Last week, a partnerships manager at Medium working with the White House found that there was a strange problem with the platform: President Joe Biden was being served porn.
The manager was in a video conference with a White House staffer to discuss how Biden, who had used Medium as a campaign blog in 2020, could begin posting to the official Medium @POTUS account. While sharing his screen with the White House, the staffer logged in to @POTUS and saw the first article recommended to him by Medium: “A is for After,” which a sub-headline described as “a cuckold love story.”
The episode captured Medium in all its complexity: a publishing platform used by the most powerful people in the world; an experiment in mixing highbrow and lowbrow in hopes a sustainable business would emerge; and a devotion to algorithmic recommendations over editorial curation that routinely caused the company confusion and embarrassment.
On Tuesday, it also cost dozens of journalists their jobs. In a blog post, billionaire Medium founder Ev Williams announced the latest pivot for the nearly nine-year old company. Just over two years into an effort to create a subscription-based bundle of publications committed to high-quality original journalism — and in the immediate aftermath of a bruising labor battle that had seen its workers fall one vote short of forming a union — Williams offered buyouts to all of its roughly 75 editorial employees.
In his blog post, Williams said he “can see more focused, high-affinity publications working well as part of the Medium bundle.” But staffers I spoke with at Medium’s existing publications largely do not expect them to survive, at least in their current form. A skeleton crew of editors will likely be kept on to promote user-generated posts to the relevant sites; what once had been publications are now likely better thought of as topic pages.

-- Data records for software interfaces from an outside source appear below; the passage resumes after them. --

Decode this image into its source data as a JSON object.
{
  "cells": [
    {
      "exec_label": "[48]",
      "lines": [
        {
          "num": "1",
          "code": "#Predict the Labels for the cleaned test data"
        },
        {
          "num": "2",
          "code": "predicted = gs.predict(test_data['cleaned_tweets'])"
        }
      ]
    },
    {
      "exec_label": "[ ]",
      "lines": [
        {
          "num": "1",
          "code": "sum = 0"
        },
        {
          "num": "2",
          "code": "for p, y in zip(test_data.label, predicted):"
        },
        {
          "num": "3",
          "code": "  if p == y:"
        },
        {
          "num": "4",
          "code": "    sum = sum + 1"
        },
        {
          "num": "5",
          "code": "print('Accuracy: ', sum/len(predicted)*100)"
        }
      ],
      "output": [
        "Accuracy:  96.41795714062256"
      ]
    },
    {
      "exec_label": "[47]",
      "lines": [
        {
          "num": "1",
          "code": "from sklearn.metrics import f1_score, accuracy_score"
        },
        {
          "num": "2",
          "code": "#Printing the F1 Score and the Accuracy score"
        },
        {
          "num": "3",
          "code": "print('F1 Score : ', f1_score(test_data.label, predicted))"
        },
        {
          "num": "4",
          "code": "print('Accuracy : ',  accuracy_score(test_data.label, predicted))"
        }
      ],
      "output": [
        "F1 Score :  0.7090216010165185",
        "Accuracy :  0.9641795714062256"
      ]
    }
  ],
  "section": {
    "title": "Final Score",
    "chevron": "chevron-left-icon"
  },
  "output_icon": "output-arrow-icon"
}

Meanwhile, the company will continue to rely on Google and Facebook traffic to generate hits it can convert into paid subscribers. The acquisition of the e-book publisher, Glose, is intended to create a bigger library of “evergreen” content on Medium that will drive more traffic to the site via search engines. Like Blogger and Twitter before it, Medium will bet on unpaid labor and algorithms.
All of which might be fine to the dozens of journalists about to lose their jobs, if Williams would publicly claim some responsibility for his part in the chaos — ”this crazy ride,” as he called it yesterday. Instead, he points to changes in the industry and shrugs. The media business — what can you do?
But of the employees who remain, few are buying it.
“He keeps talking like this company founded in 2012 is a brand new startup finding its way,” one told me. “At a certain point you’re not nimble and iterating. You’re just floundering and failing to follow through and execute.”
Medium has been a mess for years, this latest pivot is just one more piece.